▶ [INSTRUCTIONS FOR THE TASK] Only a number is wanted here: the count of lines in the data below where the string "options" occurs.
^^^^^^^^
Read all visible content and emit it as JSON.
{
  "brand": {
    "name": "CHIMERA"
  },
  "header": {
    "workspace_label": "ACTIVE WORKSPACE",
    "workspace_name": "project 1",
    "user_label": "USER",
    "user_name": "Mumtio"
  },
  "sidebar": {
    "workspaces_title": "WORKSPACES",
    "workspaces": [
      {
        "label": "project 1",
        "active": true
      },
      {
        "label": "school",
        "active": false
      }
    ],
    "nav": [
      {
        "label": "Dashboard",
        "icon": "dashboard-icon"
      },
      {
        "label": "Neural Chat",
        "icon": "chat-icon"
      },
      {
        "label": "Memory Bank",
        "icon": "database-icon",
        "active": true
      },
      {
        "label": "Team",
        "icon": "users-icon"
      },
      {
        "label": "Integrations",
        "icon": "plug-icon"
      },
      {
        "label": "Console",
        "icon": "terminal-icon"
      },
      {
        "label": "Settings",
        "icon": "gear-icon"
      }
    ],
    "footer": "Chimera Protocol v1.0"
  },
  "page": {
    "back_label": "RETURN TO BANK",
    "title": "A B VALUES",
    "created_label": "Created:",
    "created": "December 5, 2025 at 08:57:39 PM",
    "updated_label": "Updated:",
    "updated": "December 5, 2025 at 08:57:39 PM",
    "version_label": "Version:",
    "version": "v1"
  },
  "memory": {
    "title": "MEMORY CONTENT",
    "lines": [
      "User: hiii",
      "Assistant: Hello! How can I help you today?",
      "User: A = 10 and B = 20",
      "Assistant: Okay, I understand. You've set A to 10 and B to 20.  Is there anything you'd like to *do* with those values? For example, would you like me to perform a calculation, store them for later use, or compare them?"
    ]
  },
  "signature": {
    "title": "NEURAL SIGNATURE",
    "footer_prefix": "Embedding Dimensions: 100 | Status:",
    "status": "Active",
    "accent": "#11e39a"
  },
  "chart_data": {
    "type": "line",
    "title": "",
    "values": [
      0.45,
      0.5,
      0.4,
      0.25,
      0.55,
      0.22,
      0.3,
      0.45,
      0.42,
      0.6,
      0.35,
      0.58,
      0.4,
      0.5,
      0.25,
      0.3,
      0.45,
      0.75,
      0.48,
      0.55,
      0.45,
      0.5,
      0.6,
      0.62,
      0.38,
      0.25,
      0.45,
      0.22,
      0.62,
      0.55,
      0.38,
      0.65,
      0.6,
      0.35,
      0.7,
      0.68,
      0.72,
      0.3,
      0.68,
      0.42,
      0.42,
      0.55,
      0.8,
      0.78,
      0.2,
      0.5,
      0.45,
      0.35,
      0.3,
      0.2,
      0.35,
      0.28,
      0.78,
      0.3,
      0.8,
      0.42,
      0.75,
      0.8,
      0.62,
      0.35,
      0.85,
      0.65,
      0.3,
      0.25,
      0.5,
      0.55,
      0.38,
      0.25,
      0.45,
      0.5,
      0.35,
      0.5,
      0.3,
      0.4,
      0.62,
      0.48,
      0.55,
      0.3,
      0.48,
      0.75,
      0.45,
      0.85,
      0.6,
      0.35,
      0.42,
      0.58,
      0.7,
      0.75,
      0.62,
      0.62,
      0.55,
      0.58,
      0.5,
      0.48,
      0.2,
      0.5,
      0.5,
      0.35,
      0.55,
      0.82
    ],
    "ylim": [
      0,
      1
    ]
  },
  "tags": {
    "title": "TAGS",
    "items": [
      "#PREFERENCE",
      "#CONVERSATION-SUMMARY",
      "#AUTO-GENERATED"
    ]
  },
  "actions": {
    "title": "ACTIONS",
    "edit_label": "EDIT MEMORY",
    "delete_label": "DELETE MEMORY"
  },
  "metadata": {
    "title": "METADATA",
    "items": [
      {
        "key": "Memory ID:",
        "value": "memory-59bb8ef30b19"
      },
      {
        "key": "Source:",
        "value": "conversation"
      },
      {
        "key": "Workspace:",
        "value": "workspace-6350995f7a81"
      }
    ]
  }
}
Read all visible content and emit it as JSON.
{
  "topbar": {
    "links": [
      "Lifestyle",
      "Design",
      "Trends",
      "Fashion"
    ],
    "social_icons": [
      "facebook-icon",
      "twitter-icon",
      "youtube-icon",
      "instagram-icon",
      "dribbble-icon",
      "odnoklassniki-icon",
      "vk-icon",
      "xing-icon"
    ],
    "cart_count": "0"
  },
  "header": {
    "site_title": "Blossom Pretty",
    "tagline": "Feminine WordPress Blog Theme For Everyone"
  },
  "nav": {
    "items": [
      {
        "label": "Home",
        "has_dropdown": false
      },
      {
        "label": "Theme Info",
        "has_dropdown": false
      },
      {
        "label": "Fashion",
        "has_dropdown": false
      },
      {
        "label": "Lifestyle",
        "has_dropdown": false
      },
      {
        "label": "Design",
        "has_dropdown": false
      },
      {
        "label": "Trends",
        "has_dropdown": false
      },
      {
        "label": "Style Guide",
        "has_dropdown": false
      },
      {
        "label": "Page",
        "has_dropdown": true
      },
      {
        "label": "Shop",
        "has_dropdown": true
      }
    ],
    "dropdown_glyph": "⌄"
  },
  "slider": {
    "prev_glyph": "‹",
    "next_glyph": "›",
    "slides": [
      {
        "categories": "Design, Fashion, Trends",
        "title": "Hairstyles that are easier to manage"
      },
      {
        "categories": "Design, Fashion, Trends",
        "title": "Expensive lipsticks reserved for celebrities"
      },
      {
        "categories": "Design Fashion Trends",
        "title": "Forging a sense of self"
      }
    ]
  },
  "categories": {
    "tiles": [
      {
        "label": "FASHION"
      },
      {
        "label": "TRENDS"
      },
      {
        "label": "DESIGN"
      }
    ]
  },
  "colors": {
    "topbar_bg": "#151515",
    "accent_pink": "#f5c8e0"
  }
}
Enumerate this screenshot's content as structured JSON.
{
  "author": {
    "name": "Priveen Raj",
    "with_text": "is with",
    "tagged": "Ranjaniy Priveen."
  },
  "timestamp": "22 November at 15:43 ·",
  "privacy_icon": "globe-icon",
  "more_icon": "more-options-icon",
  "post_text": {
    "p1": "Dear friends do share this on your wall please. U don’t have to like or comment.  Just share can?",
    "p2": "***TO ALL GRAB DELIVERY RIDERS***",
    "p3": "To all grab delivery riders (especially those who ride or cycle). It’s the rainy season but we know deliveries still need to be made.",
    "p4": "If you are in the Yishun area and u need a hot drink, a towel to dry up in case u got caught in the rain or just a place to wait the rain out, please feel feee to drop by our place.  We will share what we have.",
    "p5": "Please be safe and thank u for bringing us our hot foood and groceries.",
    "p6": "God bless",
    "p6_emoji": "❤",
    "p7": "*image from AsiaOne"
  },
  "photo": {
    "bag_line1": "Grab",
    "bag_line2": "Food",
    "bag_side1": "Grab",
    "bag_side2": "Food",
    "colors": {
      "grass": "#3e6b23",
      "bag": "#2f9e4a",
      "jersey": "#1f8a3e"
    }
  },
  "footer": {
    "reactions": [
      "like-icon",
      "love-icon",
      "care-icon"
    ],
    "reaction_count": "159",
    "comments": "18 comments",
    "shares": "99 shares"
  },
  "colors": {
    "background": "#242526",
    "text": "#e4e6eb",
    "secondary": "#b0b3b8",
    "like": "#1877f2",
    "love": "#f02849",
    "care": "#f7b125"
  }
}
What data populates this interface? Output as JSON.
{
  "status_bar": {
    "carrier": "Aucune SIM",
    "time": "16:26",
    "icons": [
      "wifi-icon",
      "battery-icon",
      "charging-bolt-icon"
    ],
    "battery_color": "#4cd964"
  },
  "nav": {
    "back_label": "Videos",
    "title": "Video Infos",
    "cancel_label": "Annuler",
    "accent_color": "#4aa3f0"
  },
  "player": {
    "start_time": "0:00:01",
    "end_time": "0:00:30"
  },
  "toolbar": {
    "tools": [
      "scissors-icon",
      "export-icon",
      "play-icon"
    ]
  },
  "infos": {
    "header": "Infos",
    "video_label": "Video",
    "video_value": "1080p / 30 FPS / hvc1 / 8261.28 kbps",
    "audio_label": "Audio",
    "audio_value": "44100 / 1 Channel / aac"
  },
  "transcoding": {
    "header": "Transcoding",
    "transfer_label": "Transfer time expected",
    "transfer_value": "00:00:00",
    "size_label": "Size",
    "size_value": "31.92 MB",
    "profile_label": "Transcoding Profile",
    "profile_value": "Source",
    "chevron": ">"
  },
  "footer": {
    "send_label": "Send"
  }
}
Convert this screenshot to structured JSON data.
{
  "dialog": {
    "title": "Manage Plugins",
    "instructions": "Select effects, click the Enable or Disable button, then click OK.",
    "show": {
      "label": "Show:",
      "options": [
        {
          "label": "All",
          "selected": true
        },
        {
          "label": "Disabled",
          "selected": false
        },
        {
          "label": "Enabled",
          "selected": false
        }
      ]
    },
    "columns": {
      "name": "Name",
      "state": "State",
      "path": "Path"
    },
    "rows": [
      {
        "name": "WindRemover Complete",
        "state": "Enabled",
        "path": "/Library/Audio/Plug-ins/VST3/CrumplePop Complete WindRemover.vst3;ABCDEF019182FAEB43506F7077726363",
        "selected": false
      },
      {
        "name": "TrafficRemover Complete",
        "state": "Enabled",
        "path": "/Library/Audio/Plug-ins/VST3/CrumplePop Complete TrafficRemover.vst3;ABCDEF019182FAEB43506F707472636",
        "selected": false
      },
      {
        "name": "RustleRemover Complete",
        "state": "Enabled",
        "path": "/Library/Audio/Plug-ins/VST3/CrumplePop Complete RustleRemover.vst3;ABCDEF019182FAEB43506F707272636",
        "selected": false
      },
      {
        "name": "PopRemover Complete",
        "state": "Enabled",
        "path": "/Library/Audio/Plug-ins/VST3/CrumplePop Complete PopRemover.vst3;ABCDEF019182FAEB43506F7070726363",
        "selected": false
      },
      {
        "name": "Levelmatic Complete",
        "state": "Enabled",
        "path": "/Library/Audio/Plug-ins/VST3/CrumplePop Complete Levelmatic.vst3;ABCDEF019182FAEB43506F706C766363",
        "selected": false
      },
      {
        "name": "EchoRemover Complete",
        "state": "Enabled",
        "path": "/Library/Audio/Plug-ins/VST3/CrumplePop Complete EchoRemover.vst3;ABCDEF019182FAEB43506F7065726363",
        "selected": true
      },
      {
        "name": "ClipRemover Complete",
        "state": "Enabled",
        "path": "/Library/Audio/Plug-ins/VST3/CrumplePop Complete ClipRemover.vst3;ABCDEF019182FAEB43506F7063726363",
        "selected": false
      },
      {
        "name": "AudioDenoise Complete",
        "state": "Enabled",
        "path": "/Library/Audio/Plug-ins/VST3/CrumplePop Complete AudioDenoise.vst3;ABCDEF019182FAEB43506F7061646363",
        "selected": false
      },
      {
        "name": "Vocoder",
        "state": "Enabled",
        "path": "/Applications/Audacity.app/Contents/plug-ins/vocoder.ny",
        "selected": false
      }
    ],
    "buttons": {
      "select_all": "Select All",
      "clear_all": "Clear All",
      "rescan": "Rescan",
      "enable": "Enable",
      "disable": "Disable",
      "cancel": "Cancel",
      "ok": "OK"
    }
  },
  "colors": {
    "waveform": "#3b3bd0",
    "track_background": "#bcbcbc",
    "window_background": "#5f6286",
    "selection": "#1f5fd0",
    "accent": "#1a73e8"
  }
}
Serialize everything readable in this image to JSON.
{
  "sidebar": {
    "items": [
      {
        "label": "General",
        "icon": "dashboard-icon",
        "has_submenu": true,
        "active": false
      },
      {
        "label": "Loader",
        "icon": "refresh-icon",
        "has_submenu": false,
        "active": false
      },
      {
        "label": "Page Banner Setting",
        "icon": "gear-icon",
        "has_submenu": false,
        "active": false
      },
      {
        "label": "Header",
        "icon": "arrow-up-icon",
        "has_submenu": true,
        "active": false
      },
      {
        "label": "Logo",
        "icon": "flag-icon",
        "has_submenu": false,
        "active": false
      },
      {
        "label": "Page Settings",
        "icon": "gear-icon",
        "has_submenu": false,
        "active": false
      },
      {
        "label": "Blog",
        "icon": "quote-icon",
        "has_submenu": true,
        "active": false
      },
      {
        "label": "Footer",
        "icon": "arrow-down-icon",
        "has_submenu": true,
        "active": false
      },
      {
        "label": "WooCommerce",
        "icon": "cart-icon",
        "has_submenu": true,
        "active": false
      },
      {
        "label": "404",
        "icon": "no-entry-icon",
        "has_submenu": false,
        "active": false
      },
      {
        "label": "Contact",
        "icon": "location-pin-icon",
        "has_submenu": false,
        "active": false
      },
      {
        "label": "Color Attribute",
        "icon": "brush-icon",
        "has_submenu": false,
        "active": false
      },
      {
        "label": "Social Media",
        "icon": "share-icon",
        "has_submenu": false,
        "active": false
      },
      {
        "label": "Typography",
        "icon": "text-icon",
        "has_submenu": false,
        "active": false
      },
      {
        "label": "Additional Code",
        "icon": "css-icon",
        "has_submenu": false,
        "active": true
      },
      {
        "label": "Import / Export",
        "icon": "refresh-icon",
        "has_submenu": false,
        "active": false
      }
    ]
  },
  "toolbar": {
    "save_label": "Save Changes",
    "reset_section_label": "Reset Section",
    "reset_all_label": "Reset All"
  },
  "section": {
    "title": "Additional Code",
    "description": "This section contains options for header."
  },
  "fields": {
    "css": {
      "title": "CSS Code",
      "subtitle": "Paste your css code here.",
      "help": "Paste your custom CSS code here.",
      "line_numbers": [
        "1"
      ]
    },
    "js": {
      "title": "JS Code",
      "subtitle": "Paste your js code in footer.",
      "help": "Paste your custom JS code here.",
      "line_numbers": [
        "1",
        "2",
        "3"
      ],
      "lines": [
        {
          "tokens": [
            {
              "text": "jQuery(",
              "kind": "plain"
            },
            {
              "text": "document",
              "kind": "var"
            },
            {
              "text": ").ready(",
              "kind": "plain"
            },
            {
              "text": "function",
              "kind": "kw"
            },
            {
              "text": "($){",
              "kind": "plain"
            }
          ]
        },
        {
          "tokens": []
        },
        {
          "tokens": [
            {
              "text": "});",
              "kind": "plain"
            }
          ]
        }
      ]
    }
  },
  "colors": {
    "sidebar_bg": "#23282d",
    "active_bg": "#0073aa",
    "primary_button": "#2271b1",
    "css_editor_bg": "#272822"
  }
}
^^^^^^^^
▶ [EXERCISE RESPONSE] 3